Of course, The Crown assented to the American independence and republic under the duress of eight years of armed rebellion (even of a tiny minority of colonists), aided by French, Spanish, some Native American, some German, and Polish forces. Another Western legal principle is that consent given under duress is not binding either. But both The Crown and most Americans, being loyal to it, nevertheless acquiesced to the de facto conquest of this country by its wealthiest landowners and their supporters, who had previously overthrown their provincial governments, harassed or killed or exiled their political opposition, conspired under the color of a joint “government,” and made war on their lawful Sovereign. And make no mistake, the Revolution was not launched with the consent of the American people – this was conquest! My research leads me to conclude that when John Adams said a third of Americans supported the Revolution, a third were Loyalists, and a third were “neutral,” he was being generous to his own side; more like twenty percent supported the Revolution, and the rest by any definition would be considered Loyalists, active or passive.

If the Revolutionaries were going to set up their own monarchy – and some briefly considered it – the King’s assent might have been warranted, provided his subjects’ wellbeing was to be taken care of at least as well as under his rule, if not better. But despite what you here from (small-R) republicans about flirtations with Continental princes or George Washington (formerly de Washington), it was never very serious. Having freed themselves from one Monarch, these oligarchs weren’t about to subject themselves to another!

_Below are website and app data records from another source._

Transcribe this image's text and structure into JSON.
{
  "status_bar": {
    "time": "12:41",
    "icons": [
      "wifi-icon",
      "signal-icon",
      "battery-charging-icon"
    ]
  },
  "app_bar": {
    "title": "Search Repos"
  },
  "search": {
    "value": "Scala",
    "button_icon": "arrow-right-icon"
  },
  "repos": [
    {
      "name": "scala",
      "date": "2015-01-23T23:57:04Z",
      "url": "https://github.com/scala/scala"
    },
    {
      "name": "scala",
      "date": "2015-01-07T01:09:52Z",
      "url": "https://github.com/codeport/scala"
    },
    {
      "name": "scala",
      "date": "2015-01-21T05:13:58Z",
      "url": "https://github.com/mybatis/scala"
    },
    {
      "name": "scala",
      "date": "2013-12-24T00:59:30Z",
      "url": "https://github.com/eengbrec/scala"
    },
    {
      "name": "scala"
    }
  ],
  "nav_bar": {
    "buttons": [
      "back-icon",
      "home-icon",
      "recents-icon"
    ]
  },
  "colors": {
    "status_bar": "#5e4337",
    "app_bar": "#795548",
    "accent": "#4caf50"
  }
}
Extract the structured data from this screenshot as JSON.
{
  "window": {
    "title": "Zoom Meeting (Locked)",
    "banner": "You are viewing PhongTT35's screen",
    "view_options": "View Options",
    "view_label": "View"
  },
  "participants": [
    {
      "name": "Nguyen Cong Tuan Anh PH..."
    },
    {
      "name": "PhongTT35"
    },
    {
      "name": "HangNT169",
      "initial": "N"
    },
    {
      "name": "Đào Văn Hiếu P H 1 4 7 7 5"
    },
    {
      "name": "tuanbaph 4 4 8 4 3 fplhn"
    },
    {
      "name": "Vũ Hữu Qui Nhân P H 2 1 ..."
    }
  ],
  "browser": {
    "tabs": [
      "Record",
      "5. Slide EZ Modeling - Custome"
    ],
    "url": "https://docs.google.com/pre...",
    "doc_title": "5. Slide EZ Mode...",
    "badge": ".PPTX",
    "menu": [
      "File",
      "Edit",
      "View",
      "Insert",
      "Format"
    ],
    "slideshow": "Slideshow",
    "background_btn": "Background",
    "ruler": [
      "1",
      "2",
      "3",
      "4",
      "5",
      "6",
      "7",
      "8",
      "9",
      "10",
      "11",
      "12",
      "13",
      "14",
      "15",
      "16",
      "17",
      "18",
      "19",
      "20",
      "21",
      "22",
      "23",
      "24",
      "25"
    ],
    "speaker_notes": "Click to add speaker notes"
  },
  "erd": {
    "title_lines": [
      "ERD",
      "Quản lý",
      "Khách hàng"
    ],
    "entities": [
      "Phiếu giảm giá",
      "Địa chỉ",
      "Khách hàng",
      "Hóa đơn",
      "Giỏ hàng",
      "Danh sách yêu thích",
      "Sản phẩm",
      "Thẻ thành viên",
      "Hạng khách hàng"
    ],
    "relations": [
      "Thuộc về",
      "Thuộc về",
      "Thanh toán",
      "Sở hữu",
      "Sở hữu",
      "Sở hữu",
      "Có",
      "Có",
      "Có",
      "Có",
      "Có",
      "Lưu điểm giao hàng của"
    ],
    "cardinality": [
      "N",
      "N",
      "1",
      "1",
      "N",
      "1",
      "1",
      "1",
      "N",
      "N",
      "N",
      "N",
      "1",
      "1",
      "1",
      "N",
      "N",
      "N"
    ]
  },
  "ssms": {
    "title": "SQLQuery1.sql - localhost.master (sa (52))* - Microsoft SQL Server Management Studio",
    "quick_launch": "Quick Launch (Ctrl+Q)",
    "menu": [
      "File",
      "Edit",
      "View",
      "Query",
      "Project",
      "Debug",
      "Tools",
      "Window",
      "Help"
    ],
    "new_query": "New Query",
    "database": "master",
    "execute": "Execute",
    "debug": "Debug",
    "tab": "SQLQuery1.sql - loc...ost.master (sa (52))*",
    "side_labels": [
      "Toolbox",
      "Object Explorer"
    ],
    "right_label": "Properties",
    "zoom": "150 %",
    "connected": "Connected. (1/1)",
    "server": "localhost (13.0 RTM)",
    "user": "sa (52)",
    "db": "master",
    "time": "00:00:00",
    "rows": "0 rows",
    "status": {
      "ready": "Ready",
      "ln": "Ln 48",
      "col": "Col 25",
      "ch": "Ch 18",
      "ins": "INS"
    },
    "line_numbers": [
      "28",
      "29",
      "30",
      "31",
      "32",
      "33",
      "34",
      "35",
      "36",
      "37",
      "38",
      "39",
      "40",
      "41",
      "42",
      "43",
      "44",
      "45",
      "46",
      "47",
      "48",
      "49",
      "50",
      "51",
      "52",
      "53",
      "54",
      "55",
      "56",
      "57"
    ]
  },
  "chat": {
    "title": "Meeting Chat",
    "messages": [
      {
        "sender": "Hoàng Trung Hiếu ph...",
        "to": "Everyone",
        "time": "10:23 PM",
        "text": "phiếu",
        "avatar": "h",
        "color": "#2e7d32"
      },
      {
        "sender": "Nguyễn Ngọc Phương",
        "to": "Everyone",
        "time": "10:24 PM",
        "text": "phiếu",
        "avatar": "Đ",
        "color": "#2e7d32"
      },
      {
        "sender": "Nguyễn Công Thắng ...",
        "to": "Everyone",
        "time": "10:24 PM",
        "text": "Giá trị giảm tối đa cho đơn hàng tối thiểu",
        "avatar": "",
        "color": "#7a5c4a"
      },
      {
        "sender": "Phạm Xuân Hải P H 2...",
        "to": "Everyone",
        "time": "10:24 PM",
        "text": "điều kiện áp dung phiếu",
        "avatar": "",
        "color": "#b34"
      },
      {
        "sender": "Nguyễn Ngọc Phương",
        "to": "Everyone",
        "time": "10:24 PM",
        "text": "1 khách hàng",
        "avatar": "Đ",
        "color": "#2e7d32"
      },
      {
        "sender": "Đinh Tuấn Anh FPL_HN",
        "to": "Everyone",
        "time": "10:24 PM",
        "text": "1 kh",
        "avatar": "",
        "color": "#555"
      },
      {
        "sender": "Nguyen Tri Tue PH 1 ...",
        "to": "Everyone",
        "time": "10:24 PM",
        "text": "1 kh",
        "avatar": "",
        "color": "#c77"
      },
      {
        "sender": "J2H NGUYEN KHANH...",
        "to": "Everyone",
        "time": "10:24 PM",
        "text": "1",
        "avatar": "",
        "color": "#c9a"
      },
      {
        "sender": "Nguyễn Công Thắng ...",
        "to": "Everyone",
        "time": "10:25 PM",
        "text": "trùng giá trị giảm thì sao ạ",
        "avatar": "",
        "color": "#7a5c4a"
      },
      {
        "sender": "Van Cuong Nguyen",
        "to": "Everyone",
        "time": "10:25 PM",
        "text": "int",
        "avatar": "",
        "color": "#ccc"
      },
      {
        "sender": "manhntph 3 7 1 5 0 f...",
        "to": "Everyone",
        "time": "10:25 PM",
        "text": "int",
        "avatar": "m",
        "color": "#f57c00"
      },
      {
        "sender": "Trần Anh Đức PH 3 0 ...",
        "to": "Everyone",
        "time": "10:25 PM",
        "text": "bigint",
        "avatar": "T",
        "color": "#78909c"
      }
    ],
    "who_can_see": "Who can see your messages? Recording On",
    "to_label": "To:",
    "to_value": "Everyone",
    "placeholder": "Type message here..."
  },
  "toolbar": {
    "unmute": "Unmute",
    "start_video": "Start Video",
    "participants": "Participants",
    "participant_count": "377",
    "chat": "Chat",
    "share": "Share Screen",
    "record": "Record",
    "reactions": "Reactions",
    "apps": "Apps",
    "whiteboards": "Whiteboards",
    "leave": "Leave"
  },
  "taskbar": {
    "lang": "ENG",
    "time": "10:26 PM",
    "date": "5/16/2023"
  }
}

I won’t begrudge certain African and Asian countries essentially conquered by Britain – or the Irish Republic for that matter – their abolitions of the Monarchy. It might not have been a good idea for them, either, to become republics, but generally they were more dominated than colonized by Britain. But the 13 American colonies (plus Vermont) were essentially new England (sic), English and Irish and Scottish subjects of His Majesty transplanted here, or others who willingly moved into His Majesty’s Realms (or African slaves who, at that point in British legal and social development, had no choice). Even the Indians were mostly pushed out and/or killed.

The fact that both The Crown and American republican propaganda have ignored the above facts for 223 years doesn’t make them go away. Any freedom and rights you have weren’t given to you by the “Founding Fathers,” but are recognized at all by dint of the English legal tradition, whose fount is The Crown. “If you heart your freedom, thank The Queen!”

If you want it back (nonviolently)….

(Quite a thought experiment, eh?)